As the title suggests, chief data officers are no longer just for the early adopters – those enthusiasts and visionaries on the forefront of new technology trends. With 45% of global companies having appointed a chief data officer (not to be confused with a chief digital officer, as we specifically asked about “data”) and another 16% planning to make an appointment in the next 12 months – according to Forrester's Business Technographics surveys, the role of the chief data officer really has move into the mainstream.
However, there remain many companies who are not sure of whether they need a CDO or not. Many of those in our audience fell into that category. We asked two questions of the audience to gauge their interest and their actions to improve their data maturity:
Are you making organizational changes specifically to improve your data capabilities?
In chaos theory, the butterfly effect posits that seemingly small changes at one moment in time can result in large, dramatic changes at another.

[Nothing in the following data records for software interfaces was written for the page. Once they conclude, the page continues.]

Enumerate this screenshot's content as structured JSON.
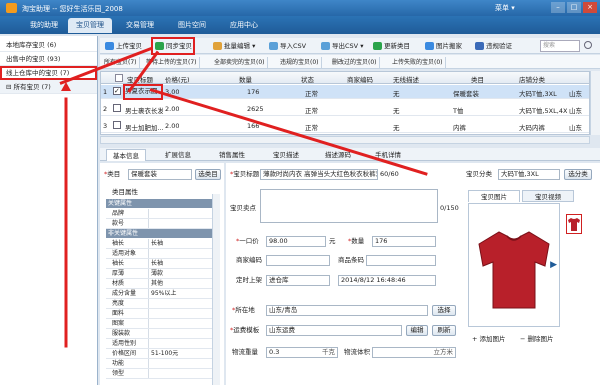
{
  "titlebar": {
    "title": "淘宝助理 -- 您好生活乐园_2008",
    "menu": "菜单 ▾"
  },
  "nav": {
    "tabs": [
      "我的助理",
      "宝贝管理",
      "交易管理",
      "图片空间",
      "应用中心"
    ]
  },
  "sidebar": {
    "items": [
      {
        "label": "本地库存宝贝 (6)"
      },
      {
        "label": "出售中的宝贝 (93)"
      },
      {
        "label": "线上仓库中的宝贝 (7)"
      },
      {
        "label": "所有宝贝 (7)"
      }
    ]
  },
  "toolbar": {
    "buttons": [
      "上传宝贝",
      "同步宝贝",
      "批量编辑",
      "导入CSV",
      "导出CSV",
      "更新类目",
      "图片搬家",
      "违规验证"
    ],
    "search_placeholder": "搜索"
  },
  "filtertabs": [
    "所有宝贝(7)",
    "等待上传的宝贝(7)",
    "全部卖完的宝贝(0)",
    "违规的宝贝(0)",
    "删改过的宝贝(0)",
    "上传失败的宝贝(0)"
  ],
  "grid": {
    "columns": [
      "",
      "宝贝标题",
      "价格(元)",
      "数量",
      "状态",
      "商家编码",
      "无线描述",
      "类目",
      "店铺分类",
      ""
    ],
    "rows": [
      {
        "idx": "1",
        "title": "男夏衣示圆...",
        "price": "3.00",
        "qty": "176",
        "status": "正常",
        "code": "",
        "wireless": "无",
        "category": "保暖套装",
        "shopcat": "大码T恤,3XL",
        "extra": "山东"
      },
      {
        "idx": "2",
        "title": "男士裹衣长发...",
        "price": "2.00",
        "qty": "2625",
        "status": "正常",
        "code": "",
        "wireless": "无",
        "category": "T恤",
        "shopcat": "大码T恤,5XL,4XL",
        "extra": "山东"
      },
      {
        "idx": "3",
        "title": "男士加肥加...",
        "price": "2.00",
        "qty": "166",
        "status": "正常",
        "code": "",
        "wireless": "无",
        "category": "内裤",
        "shopcat": "大码内裤",
        "extra": "山东"
      }
    ]
  },
  "edittabs": [
    "基本信息",
    "扩展信息",
    "销售属性",
    "宝贝描述",
    "描述源码",
    "手机详情"
  ],
  "form": {
    "category_label": "类目",
    "category_value": "保暖套装",
    "choose_category": "选类目",
    "attr_section": "类目属性",
    "key_attrs": "关键属性",
    "title_label": "宝贝标题",
    "title_value": "薄款时尚内衣 高弹当头大红色秋衣秋裤套装两套包邮",
    "title_count": "60/60",
    "shopcat_label": "宝贝分类",
    "shopcat_value": "大码T恤,3XL",
    "choose_shopcat": "选分类",
    "selling_label": "宝贝卖点",
    "selling_count": "0/150",
    "price_label": "一口价",
    "price_value": "98.00",
    "price_unit": "元",
    "qty_label": "数量",
    "qty_value": "176",
    "merchant_code_label": "商家编码",
    "barcode_label": "商品条码",
    "schedule_label": "定时上架",
    "schedule_value": "进仓库",
    "schedule_time": "2014/8/12  16:48:46",
    "location_label": "所在地",
    "location_value": "山东/青岛",
    "choose": "选择",
    "shipping_label": "运费模板",
    "shipping_value": "山东运费",
    "edit": "编辑",
    "refresh": "刷新",
    "weight_label": "物流重量",
    "weight_value": "0.3",
    "weight_unit": "千克",
    "volume_label": "物流体积",
    "volume_unit": "立方米"
  },
  "attrs": [
    {
      "k": "品牌",
      "v": ""
    },
    {
      "k": "款号",
      "v": ""
    }
  ],
  "nonkey_head": "非关键属性",
  "attrs2": [
    {
      "k": "袖长",
      "v": "长袖"
    },
    {
      "k": "适用对象",
      "v": ""
    },
    {
      "k": "袖长",
      "v": "长袖"
    },
    {
      "k": "厚薄",
      "v": "薄款"
    },
    {
      "k": "材质",
      "v": "其他"
    },
    {
      "k": "成分含量",
      "v": "95%以上"
    },
    {
      "k": "亮度",
      "v": ""
    },
    {
      "k": "面料",
      "v": ""
    },
    {
      "k": "图案",
      "v": ""
    },
    {
      "k": "服装款",
      "v": ""
    },
    {
      "k": "适用性别",
      "v": ""
    },
    {
      "k": "价格区间",
      "v": "51-100元"
    },
    {
      "k": "功能",
      "v": ""
    },
    {
      "k": "领型",
      "v": ""
    }
  ],
  "images": {
    "tab_pictures": "宝贝图片",
    "tab_video": "宝贝视频",
    "add": "添加图片",
    "delete": "删除图片"
  },
  "colors": {
    "accent": "#2667a8",
    "highlight": "#e02020",
    "selected_row": "#cfe2f7"
  }
}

The subtle flap of a butterfly’s wing can trigger a violent hurricane that occurs miles away or days later. Rationally, the idea may seem like a stretch, but in a digital sense, we are witnesses to – and victims of – the butterfly effect every day through social media. A few individuals’ posts online can escalate into a chorus of voices that mobilizes communities and creates new standards. We saw this last year after a homeless man in Boston turned in a backpack and, more recently, when Cecil the lion was killed in Zimbabwe.

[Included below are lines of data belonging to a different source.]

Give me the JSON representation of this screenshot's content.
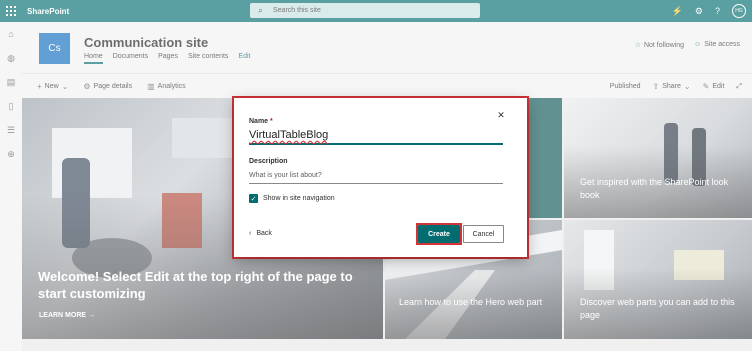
{
  "suitebar": {
    "app_name": "SharePoint",
    "search_placeholder": "Search this site",
    "avatar_initials": "HG"
  },
  "site": {
    "logo_initials": "Cs",
    "title": "Communication site",
    "nav": [
      "Home",
      "Documents",
      "Pages",
      "Site contents",
      "Edit"
    ],
    "not_following": "Not following",
    "site_access": "Site access"
  },
  "commandbar": {
    "new": "New",
    "page_details": "Page details",
    "analytics": "Analytics",
    "published": "Published",
    "share": "Share",
    "edit": "Edit"
  },
  "hero": {
    "main_title": "Welcome! Select Edit at the top right of the page to start customizing",
    "learn_more": "LEARN MORE",
    "tile_middle": "Learn how to use the Hero web part",
    "tile_right_top": "Get inspired with the SharePoint look book",
    "tile_right_bottom": "Discover web parts you can add to this page"
  },
  "dialog": {
    "name_label": "Name",
    "required_mark": "*",
    "name_value": "VirtualTableBlog",
    "description_label": "Description",
    "description_placeholder": "What is your list about?",
    "show_in_nav": "Show in site navigation",
    "back": "Back",
    "create": "Create",
    "cancel": "Cancel"
  },
  "colors": {
    "accent": "#036c70",
    "highlight": "#d13438"
  }
}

Social media has always been a catalyst for bringing people together as well as an outlet where consumers can vent. But when a surge of voices results in change, social media posts are more than ephemeral cybertext. And, according to Forrester’s Consumer Technographics® data, consumers around the world leverage social media to generate buzz about current events, although members of some countries are more vocal than others:

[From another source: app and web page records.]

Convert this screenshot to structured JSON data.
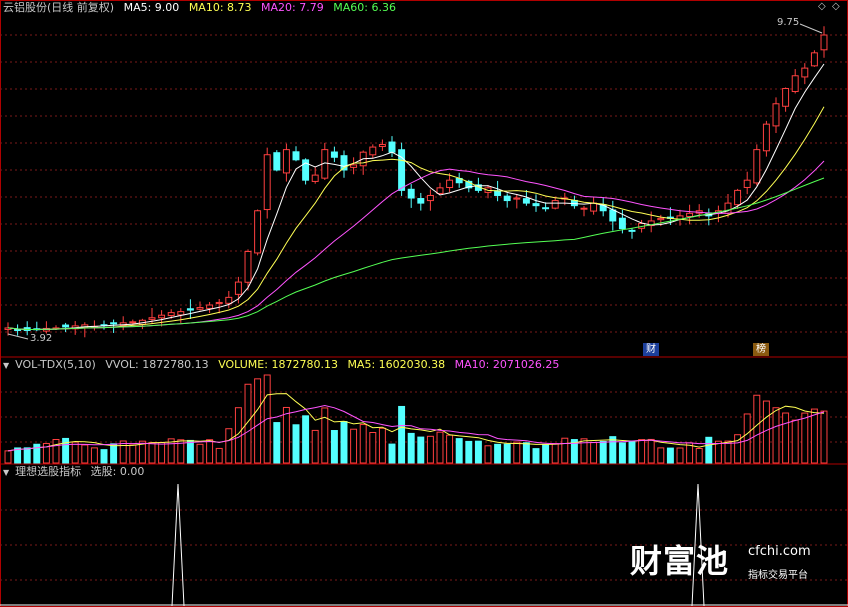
{
  "header": {
    "title": "云铝股份(日线 前复权)",
    "ma5": "MA5: 9.00",
    "ma10": "MA10: 8.73",
    "ma20": "MA20: 7.79",
    "ma60": "MA60: 6.36"
  },
  "price_panel": {
    "high_label": "9.75",
    "low_label": "3.92",
    "markers": [
      "财",
      "榜"
    ]
  },
  "volume_panel": {
    "name": "VOL-TDX(5,10)",
    "vvol": "VVOL: 1872780.13",
    "volume": "VOLUME: 1872780.13",
    "ma5": "MA5: 1602030.38",
    "ma10": "MA10: 2071026.25"
  },
  "indicator_panel": {
    "name": "理想选股指标",
    "value": "选股: 0.00"
  },
  "controls": {
    "diamond1": "◇",
    "diamond2": "◇"
  },
  "watermark": {
    "brand": "财富池",
    "site": "cfchi.com",
    "tagline": "指标交易平台"
  },
  "colors": {
    "up": "#ff4040",
    "down": "#54ffff",
    "ma5": "#ffffff",
    "ma10": "#ffff54",
    "ma20": "#ff54ff",
    "ma60": "#54ff54",
    "grid": "#7a1a1a",
    "border": "#b00000"
  },
  "chart_data": [
    {
      "type": "candlestick",
      "title": "云铝股份(日线 前复权)",
      "y_range": [
        3.92,
        9.75
      ],
      "annotated_high": 9.75,
      "annotated_low": 3.92,
      "ma_latest": {
        "MA5": 9.0,
        "MA10": 8.73,
        "MA20": 7.79,
        "MA60": 6.36
      },
      "series_close_approx": [
        4.0,
        3.96,
        3.95,
        3.97,
        3.99,
        4.0,
        4.02,
        4.04,
        4.06,
        4.03,
        4.05,
        4.08,
        4.1,
        4.12,
        4.15,
        4.2,
        4.25,
        4.3,
        4.32,
        4.35,
        4.4,
        4.45,
        4.5,
        4.6,
        4.9,
        5.5,
        6.3,
        7.4,
        7.1,
        7.5,
        7.3,
        6.9,
        7.0,
        7.5,
        7.35,
        7.1,
        7.2,
        7.45,
        7.55,
        7.6,
        7.45,
        6.7,
        6.55,
        6.45,
        6.6,
        6.75,
        6.9,
        6.85,
        6.75,
        6.7,
        6.75,
        6.6,
        6.5,
        6.55,
        6.45,
        6.4,
        6.35,
        6.5,
        6.55,
        6.4,
        6.35,
        6.45,
        6.3,
        6.1,
        5.95,
        5.9,
        6.05,
        6.1,
        6.15,
        6.15,
        6.2,
        6.25,
        6.3,
        6.2,
        6.3,
        6.45,
        6.7,
        6.9,
        7.5,
        8.0,
        8.4,
        8.7,
        8.95,
        9.1,
        9.4,
        9.75
      ]
    },
    {
      "type": "bar",
      "title": "VOL-TDX(5,10)",
      "latest": {
        "VOLUME": 1872780.13,
        "MA5": 1602030.38,
        "MA10": 2071026.25
      }
    },
    {
      "type": "line",
      "title": "理想选股指标",
      "latest": {
        "选股": 0.0
      },
      "signals": [
        0,
        1
      ]
    }
  ]
}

In the past three decades, management information systems, data integration, data warehouses (DWs), BI, and other relevant technologies and processes only scratched the surface of turning data into useful information and actionable insights:
Organizations leverage less than half of their structured data for insights. The latest Forrester data and analytics survey finds that organizations use on average only 40% of their structured data for strategic decision-making.
Unstructured data remains largely untapped. Organizations are even less mature in their use of unstructured data. They tap only about a third of their unstructured data sources (28% of semistructured and 31% of unstructured) for strategic decision-making. And these percentages don’t include more recent components of a 360-degree view of the customer, such as voice of the customer (VoC), social media, and the Internet of Things.
BI architectures continue to become more complex. The intricacies of earlier-generation and many current business intelligence (BI) architectural stacks, which usually require the integration of dozens of components from different vendors, are just one reason it takes so long and costs so much to deliver a single version of the truth with a seamlessly integrated, centralized enterprise BI environment.
Existing BI architectures are not flexible enough. Most organizations take too long to get to the ultimate goal of a centralized BI environment, and by the time they think they are done, there are new data sources, new regulations, and new customer needs, which all require more changes to the BI environment.